=== Begin Enclosure ===

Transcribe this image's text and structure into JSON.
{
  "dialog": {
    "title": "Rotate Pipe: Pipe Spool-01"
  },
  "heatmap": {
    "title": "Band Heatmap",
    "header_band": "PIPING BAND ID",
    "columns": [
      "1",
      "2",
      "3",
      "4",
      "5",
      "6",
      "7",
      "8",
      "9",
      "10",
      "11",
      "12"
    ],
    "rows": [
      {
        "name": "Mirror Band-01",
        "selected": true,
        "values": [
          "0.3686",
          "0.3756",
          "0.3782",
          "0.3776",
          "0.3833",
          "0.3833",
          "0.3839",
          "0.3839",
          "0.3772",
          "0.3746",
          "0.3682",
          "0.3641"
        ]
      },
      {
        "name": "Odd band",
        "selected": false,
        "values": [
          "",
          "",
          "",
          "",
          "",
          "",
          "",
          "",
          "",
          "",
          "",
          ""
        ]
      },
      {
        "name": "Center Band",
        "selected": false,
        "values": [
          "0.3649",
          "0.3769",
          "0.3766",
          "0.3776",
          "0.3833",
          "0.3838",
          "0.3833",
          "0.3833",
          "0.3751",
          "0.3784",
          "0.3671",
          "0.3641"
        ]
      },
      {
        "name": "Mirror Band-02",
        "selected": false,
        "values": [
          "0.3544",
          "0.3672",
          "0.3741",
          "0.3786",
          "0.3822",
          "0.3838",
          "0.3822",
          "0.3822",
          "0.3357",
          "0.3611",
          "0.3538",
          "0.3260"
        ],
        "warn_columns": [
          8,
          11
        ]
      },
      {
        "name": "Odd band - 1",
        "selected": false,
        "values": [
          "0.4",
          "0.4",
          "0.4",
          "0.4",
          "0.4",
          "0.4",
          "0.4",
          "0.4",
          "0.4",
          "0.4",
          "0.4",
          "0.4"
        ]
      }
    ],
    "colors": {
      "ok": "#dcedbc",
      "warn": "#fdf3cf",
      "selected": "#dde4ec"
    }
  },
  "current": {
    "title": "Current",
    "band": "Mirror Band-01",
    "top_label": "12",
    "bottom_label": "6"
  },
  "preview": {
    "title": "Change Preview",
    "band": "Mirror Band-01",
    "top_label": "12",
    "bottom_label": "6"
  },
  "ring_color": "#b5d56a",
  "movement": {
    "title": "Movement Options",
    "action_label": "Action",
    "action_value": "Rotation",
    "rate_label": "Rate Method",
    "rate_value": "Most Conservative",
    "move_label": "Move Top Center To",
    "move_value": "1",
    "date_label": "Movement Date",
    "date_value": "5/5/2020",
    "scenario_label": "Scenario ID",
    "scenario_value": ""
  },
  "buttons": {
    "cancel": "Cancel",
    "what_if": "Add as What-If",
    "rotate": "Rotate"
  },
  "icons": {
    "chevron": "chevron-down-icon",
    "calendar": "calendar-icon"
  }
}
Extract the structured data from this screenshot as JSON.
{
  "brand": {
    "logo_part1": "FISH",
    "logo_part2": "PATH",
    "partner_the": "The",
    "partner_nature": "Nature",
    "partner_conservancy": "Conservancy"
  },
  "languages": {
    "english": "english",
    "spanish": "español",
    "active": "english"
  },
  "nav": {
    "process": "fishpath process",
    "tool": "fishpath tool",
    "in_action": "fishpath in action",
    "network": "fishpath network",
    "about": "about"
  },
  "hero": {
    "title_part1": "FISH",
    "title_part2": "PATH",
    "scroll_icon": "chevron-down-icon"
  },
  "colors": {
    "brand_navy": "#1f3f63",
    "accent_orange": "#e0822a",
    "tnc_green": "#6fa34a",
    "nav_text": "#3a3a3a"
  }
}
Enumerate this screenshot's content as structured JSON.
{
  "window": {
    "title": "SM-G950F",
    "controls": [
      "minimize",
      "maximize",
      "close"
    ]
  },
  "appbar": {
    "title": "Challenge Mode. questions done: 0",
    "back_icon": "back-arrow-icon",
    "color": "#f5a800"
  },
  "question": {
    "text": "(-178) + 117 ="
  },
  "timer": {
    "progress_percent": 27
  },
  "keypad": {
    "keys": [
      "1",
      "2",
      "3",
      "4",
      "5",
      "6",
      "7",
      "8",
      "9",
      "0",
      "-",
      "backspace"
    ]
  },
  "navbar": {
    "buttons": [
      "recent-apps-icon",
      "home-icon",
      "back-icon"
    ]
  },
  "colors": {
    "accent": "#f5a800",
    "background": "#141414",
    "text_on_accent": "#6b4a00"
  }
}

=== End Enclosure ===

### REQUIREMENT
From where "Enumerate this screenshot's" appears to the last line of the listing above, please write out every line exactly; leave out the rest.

### EXPECTED ANSWER
Enumerate this screenshot's content as structured JSON.
{
  "window": {
    "title": "SM-G950F",
    "controls": [
      "minimize",
      "maximize",
      "close"
    ]
  },
  "appbar": {
    "title": "Challenge Mode. questions done: 0",
    "back_icon": "back-arrow-icon",
    "color": "#f5a800"
  },
  "question": {
    "text": "(-178) + 117 ="
  },
  "timer": {
    "progress_percent": 27
  },
  "keypad": {
    "keys": [
      "1",
      "2",
      "3",
      "4",
      "5",
      "6",
      "7",
      "8",
      "9",
      "0",
      "-",
      "backspace"
    ]
  },
  "navbar": {
    "buttons": [
      "recent-apps-icon",
      "home-icon",
      "back-icon"
    ]
  },
  "colors": {
    "accent": "#f5a800",
    "background": "#141414",
    "text_on_accent": "#6b4a00"
  }
}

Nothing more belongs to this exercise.